I sent the text of your message along to my sister who lives out there; we grew up in the parish she still goes to and we all went to Carondelet/ De La Salle High School in Concord. She's pretty aware of this stuff - I think she's planning on sending her daughter to St. Agnes. Anyway, here's her reply:
''Several months ago the principal from St. Francis came to speak to the St. Bonaventure's mother's group about the Catholic school system. I attended (I'm a parishioner, have a 4 year old, live in Concord and have taught in the MDUSD) and was happy to hear that all the diocesan schools are accredited. (A rigorous procedure for schools to go through.) Most of the schools, including St. Francis, hire only credentialed teachers and they all must follow the California State standards. The standardized test they use, beginning in 2nd grade, is a different one than the public schools use, but it's supposed to test what the state wants the kids to learn. I left the meeting with the impression that the academic quality of the Catholic schools are very similar to that of the public schools in the Concord/Walnut Creek area.
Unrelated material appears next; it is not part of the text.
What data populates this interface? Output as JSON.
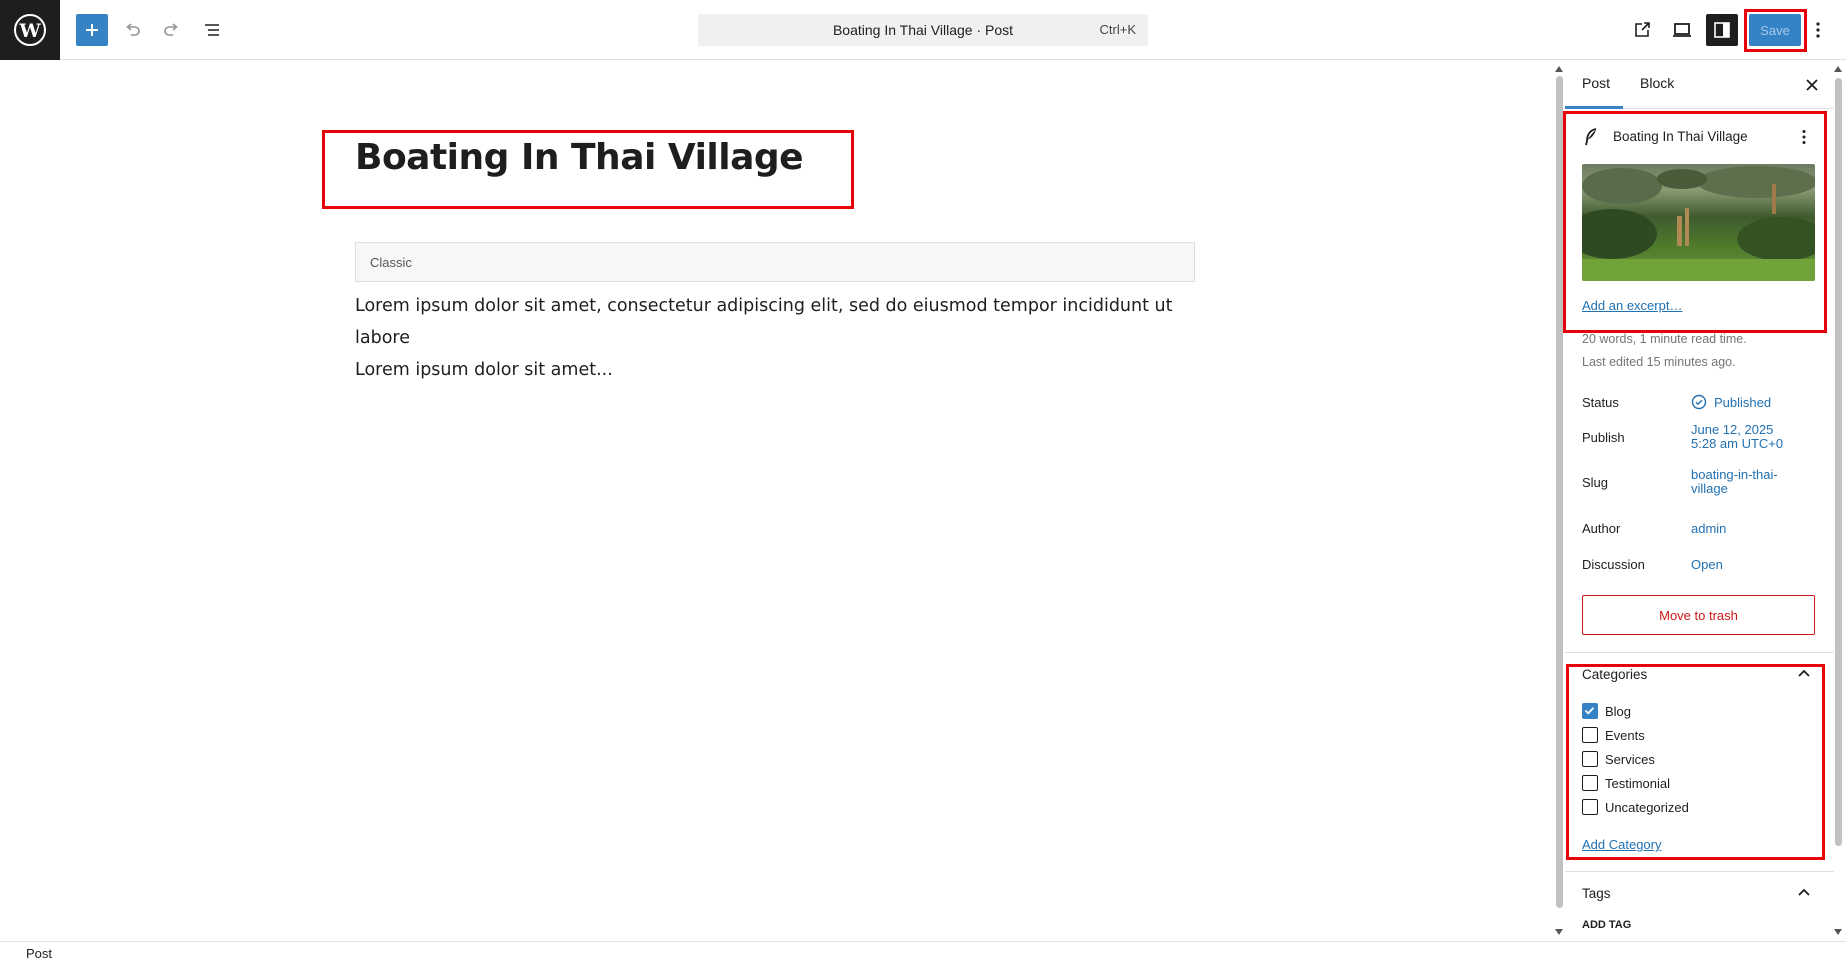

The difference will be in the religious/values education and in the students. Catholic schools do not have the resources to educate children with learning difficulties, so students who need remedial, emotional, behavioral or physical help don't attend. They are in the public schools.
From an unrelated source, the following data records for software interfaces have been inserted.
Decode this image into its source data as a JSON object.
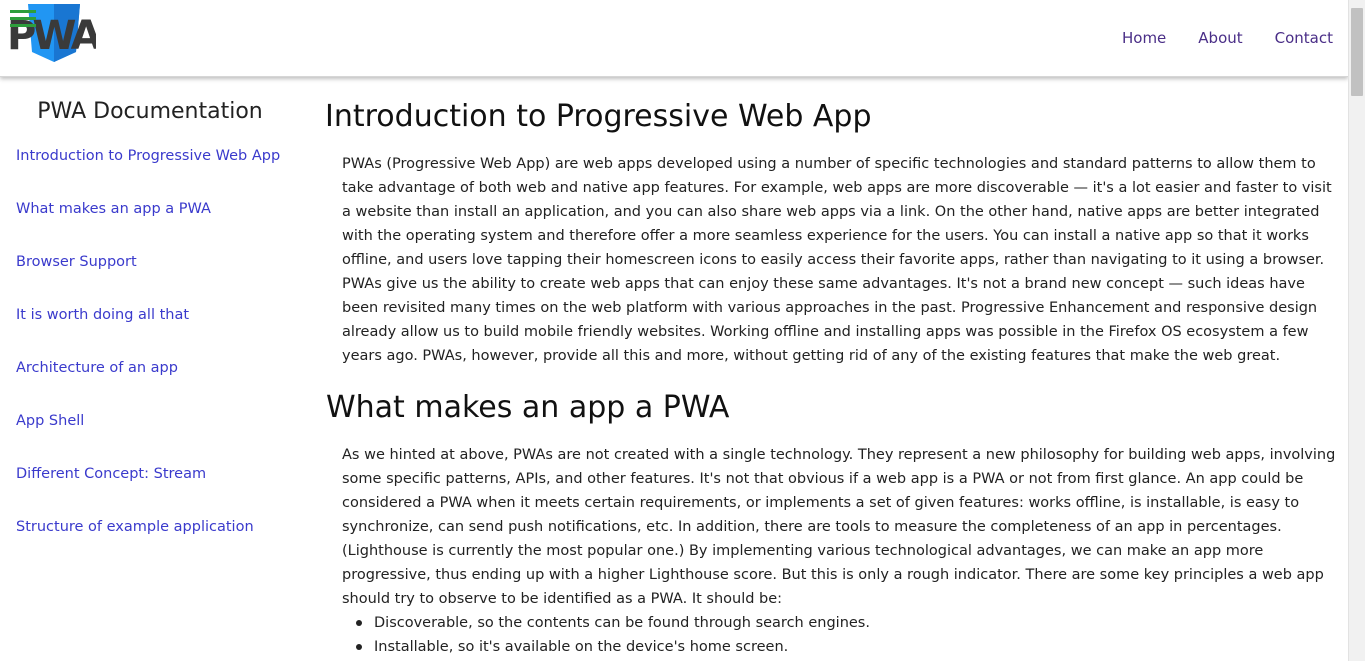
{
  "header": {
    "logo_text": "PWA",
    "nav": [
      "Home",
      "About",
      "Contact"
    ]
  },
  "colors": {
    "nav_link": "#4a2e87",
    "sidebar_link": "#3a3acc",
    "logo_shield": "#2196f3",
    "logo_hamburger": "#2e9e3c"
  },
  "sidebar": {
    "title": "PWA Documentation",
    "items": [
      "Introduction to Progressive Web App",
      "What makes an app a PWA",
      "Browser Support",
      "It is worth doing all that",
      "Architecture of an app",
      "App Shell",
      "Different Concept: Stream",
      "Structure of example application"
    ]
  },
  "main": {
    "sections": [
      {
        "title": "Introduction to Progressive Web App",
        "paragraph": "PWAs (Progressive Web App) are web apps developed using a number of specific technologies and standard patterns to allow them to take advantage of both web and native app features. For example, web apps are more discoverable — it's a lot easier and faster to visit a website than install an application, and you can also share web apps via a link. On the other hand, native apps are better integrated with the operating system and therefore offer a more seamless experience for the users. You can install a native app so that it works offline, and users love tapping their homescreen icons to easily access their favorite apps, rather than navigating to it using a browser. PWAs give us the ability to create web apps that can enjoy these same advantages. It's not a brand new concept — such ideas have been revisited many times on the web platform with various approaches in the past. Progressive Enhancement and responsive design already allow us to build mobile friendly websites. Working offline and installing apps was possible in the Firefox OS ecosystem a few years ago. PWAs, however, provide all this and more, without getting rid of any of the existing features that make the web great."
      },
      {
        "title": "What makes an app a PWA",
        "paragraph": "As we hinted at above, PWAs are not created with a single technology. They represent a new philosophy for building web apps, involving some specific patterns, APIs, and other features. It's not that obvious if a web app is a PWA or not from first glance. An app could be considered a PWA when it meets certain requirements, or implements a set of given features: works offline, is installable, is easy to synchronize, can send push notifications, etc. In addition, there are tools to measure the completeness of an app in percentages. (Lighthouse is currently the most popular one.) By implementing various technological advantages, we can make an app more progressive, thus ending up with a higher Lighthouse score. But this is only a rough indicator. There are some key principles a web app should try to observe to be identified as a PWA. It should be:",
        "bullets": [
          "Discoverable, so the contents can be found through search engines.",
          "Installable, so it's available on the device's home screen."
        ]
      }
    ]
  }
}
I have never observed the Catholic grade schools in session, but I know some families who send their children to St. Agnes and St. Francis and they're very happy there. Hope this info helps.'' -Jean
If you are looking for a wonderful Catholic environment in Concord, I suggest you look at Wood Rose Academy (www.woodroseacademy.org). The school does not have its own church so it can't call itself a Catholic school, but its guiding principles are based on John Paul II and a wonderful philospophy called ''the gift of self''. Please go to the website and read more about it. It is an absolutely wonderful philosophy.
I found this school when I was contemplating St. Francis myself about 6 years ago. The school iteslf is only 7 years old but is growing by leaps and bounds each year. It started with 20 students and is now up to 80. The class size averages 13 (as compared to 30+ for St. Francis)!! The price is also reasonable in comparison to St. Francis/Queen of All Saints. Even though they don't have their own church, they attend first Friday Mass at Queen of all Saints.
The teachers, administration and board are wonderful and caring. Most of the board members also have children attending and all parents are encouraged to participate in classroom teaching and volunteering. aralday
Hello: I'm looking for any insights that any of you may have regarding school/community for St. Bonaventure's in Clayton, Queen of All Saints in Concord, or St. Katherines in Martinez. I realize now that the open house week has just ended, but am interested in hearing what people's experience (s) were. We have a 2 year old that will be ready for Pre-K somewhat soon. As we have not really committed to a parish, it would make sense to participate within the same community that our daughter is going to school. Any help will be really appreciated- Thanks! marian
Well, St. Bonaventure's doesn't yet have a school. My dad is actually on the committee that's been trying to resolve the issue for many many years now, and I can tell you it's not going to happen anytime soon. It's a nice parish though [I grew up there]. I can't give you any info about the other 2 parish schools you mentioned, although I have friends and relatives who really like both parishes.
Have you looked into St. Francis or St. Agnes? They're also both in Concord and they have schools attached. A good friend of mine has both his kids in St. Agnes even though they go to St. Bonnie's, and they all really like it. -Jean